Aflatoxin can ruin a corn harvest as surely as a hail storm or a plague of locusts. Contamination may render the crop unmarketable and label production areas as undesirable supply sources.

Some Texas farmers understand all too well the stigma of aflatoxin and have endured the ignominy and have lost prime markets because of a reputation for too frequent instances of aflatoxin contamination.

They often feel at a loss, vulnerable to forces beyond their control, such as drought and heat stress. No curative treatment has been discovered for the fungus, but corn farmers do have options to decrease the potential for infection.

It takes a combination of plant host resistance, insect control, cultural practices, and biological treatments—a relatively new option—says Texas AgriLife Extension pathologist Tom Isakeit, who works out of the San Angelo Research and Extension Center.

“We need to use an integrated approach,” Isakeit told a farmer and industry audience at the recent Texas Plant Protection Association annual meeting in College Station.

He said plant resistance may play a somewhat minor role for now. “We have no resistance to the fungus,” he said, “but resistance to insect pests may be helpful. But insect damage is not the sole reason for aflatoxin contamination.”

He said variety selection remains important, however. A tight husk, for instance, helps keep the contaminant out. “An ear that turns down is also an advantage, as is a hard endosperm. The fungus enters injured seed.

“Trials have shown a small beneficial effect from Bt genes. But do not rely on transgenic hybrids to control mycotoxins,” he said.

He said some hybrids appear to be “more prone to contamination.”

Cultural practices are also important. “Farmers should produce the best crop possible,” Isakeit said.

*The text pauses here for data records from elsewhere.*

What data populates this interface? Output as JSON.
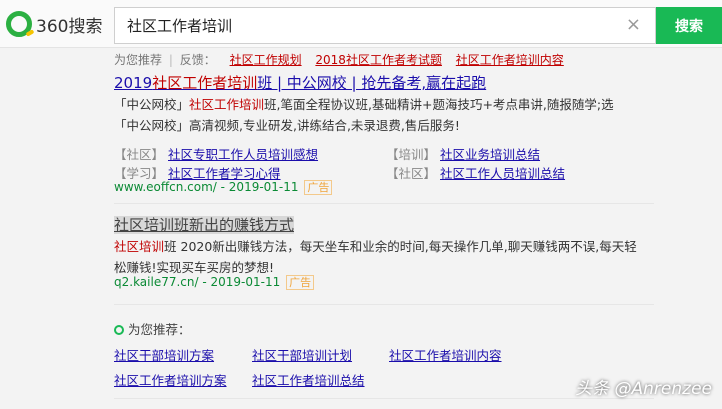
{
  "header": {
    "logo_text": "360搜索",
    "search_value": "社区工作者培训",
    "clear_icon": "×",
    "search_button": "搜索"
  },
  "recommend_bar": {
    "label": "为您推荐",
    "separator": "|",
    "feedback": "反馈：",
    "items": [
      "社区工作规划",
      "2018社区工作者考试题",
      "社区工作者培训内容"
    ]
  },
  "result1": {
    "title_pre": "2019",
    "title_em": "社区工作者培训",
    "title_post": "班 | 中公网校 | 抢先备考,赢在起跑",
    "desc1_a": "「中公网校」",
    "desc1_em": "社区工作培训",
    "desc1_b": "班,笔面全程协议班,基础精讲+题海技巧+考点串讲,随报随学;选",
    "desc2": "「中公网校」高清视频,专业研发,讲练结合,未录退费,售后服务!",
    "sublinks": [
      {
        "tag": "【社区】",
        "text": "社区专职工作人员培训感想"
      },
      {
        "tag": "【培训】",
        "text": "社区业务培训总结"
      },
      {
        "tag": "【学习】",
        "text": "社区工作者学习心得"
      },
      {
        "tag": "【社区】",
        "text": "社区工作人员培训总结"
      }
    ],
    "url": "www.eoffcn.com/ - 2019-01-11",
    "ad": "广告"
  },
  "result2": {
    "title": "社区培训班新出的赚钱方式",
    "desc1_em": "社区培训",
    "desc1_b": "班 2020新出赚钱方法，每天坐车和业余的时间,每天操作几单,聊天赚钱两不误,每天轻",
    "desc2": "松赚钱!实现买车买房的梦想!",
    "url": "q2.kaile77.cn/ - 2019-01-11",
    "ad": "广告"
  },
  "recommend_section": {
    "title": "为您推荐：",
    "links": [
      "社区干部培训方案",
      "社区干部培训计划",
      "社区工作者培训内容",
      "社区工作者培训方案",
      "社区工作者培训总结"
    ]
  },
  "watermark": "头条 @Anrenzee",
  "colors": {
    "brand_green": "#19b955",
    "link_blue": "#1a0dab",
    "highlight_red": "#c00000",
    "url_green": "#0b8a35"
  }
}
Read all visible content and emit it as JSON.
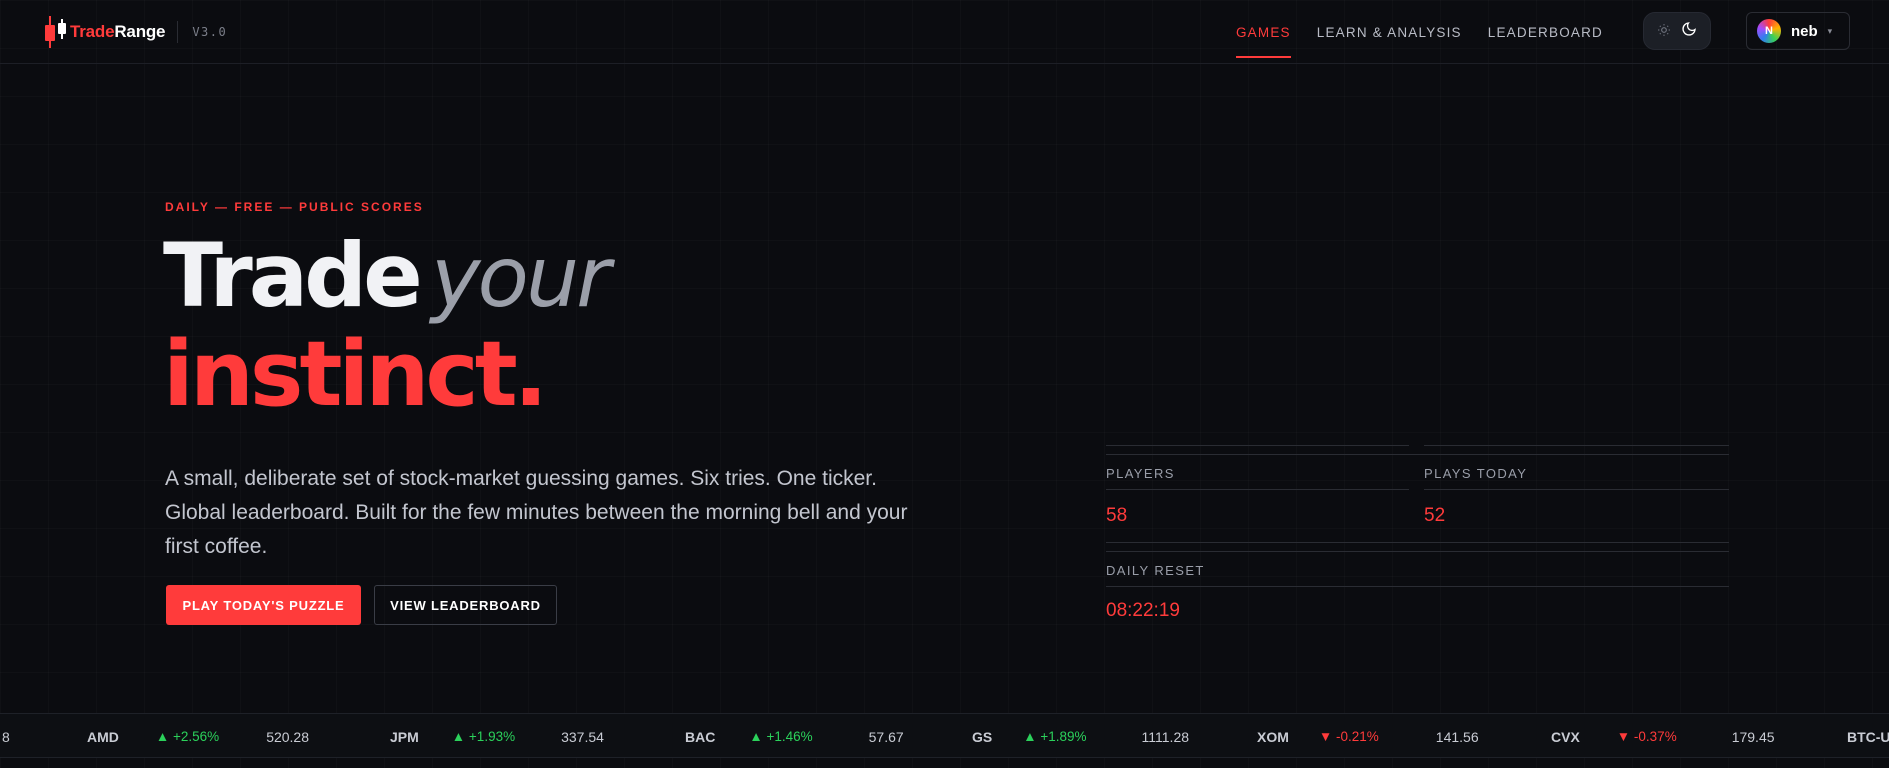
{
  "brand": {
    "name_red": "Trade",
    "name_white": "Range",
    "version": "V3.0"
  },
  "nav": {
    "items": [
      {
        "label": "GAMES",
        "active": true
      },
      {
        "label": "LEARN & ANALYSIS",
        "active": false
      },
      {
        "label": "LEADERBOARD",
        "active": false
      }
    ]
  },
  "user": {
    "name": "neb",
    "avatar_initial": "N"
  },
  "hero": {
    "eyebrow": "DAILY — FREE — PUBLIC SCORES",
    "headline_trade": "Trade",
    "headline_your": "your",
    "headline_instinct": "instinct.",
    "lede": "A small, deliberate set of stock-market guessing games. Six tries. One ticker. Global leaderboard. Built for the few minutes between the morning bell and your first coffee.",
    "primary_cta": "PLAY TODAY'S PUZZLE",
    "secondary_cta": "VIEW LEADERBOARD"
  },
  "stats": {
    "players_label": "PLAYERS",
    "players_value": "58",
    "plays_today_label": "PLAYS TODAY",
    "plays_today_value": "52",
    "daily_reset_label": "DAILY RESET",
    "daily_reset_value": "08:22:19"
  },
  "ticker": [
    {
      "symbol": "",
      "direction": "",
      "change": "",
      "price": "8"
    },
    {
      "symbol": "AMD",
      "direction": "up",
      "change": "+2.56%",
      "price": "520.28"
    },
    {
      "symbol": "JPM",
      "direction": "up",
      "change": "+1.93%",
      "price": "337.54"
    },
    {
      "symbol": "BAC",
      "direction": "up",
      "change": "+1.46%",
      "price": "57.67"
    },
    {
      "symbol": "GS",
      "direction": "up",
      "change": "+1.89%",
      "price": "1111.28"
    },
    {
      "symbol": "XOM",
      "direction": "down",
      "change": "-0.21%",
      "price": "141.56"
    },
    {
      "symbol": "CVX",
      "direction": "down",
      "change": "-0.37%",
      "price": "179.45"
    },
    {
      "symbol": "BTC-U",
      "direction": "",
      "change": "",
      "price": ""
    }
  ],
  "colors": {
    "accent": "#ff3b3b",
    "background": "#0b0c10",
    "up": "#2bd15b",
    "down": "#ff3b3b"
  },
  "icons": {
    "theme_light": "sun-icon",
    "theme_dark": "moon-icon",
    "user_menu": "chevron-down-icon"
  }
}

He recommends producers break hardpans, use minimum tillage to conserve moisture, plant during the optimum planting window, maintain optimum nitrogen and control insects and weeds.

Biological controls recently have produced encouraging results. “We have atoxic strains of aspergillus that outcompetes the toxic strain,” Isakeit said. “We have to get it established first.”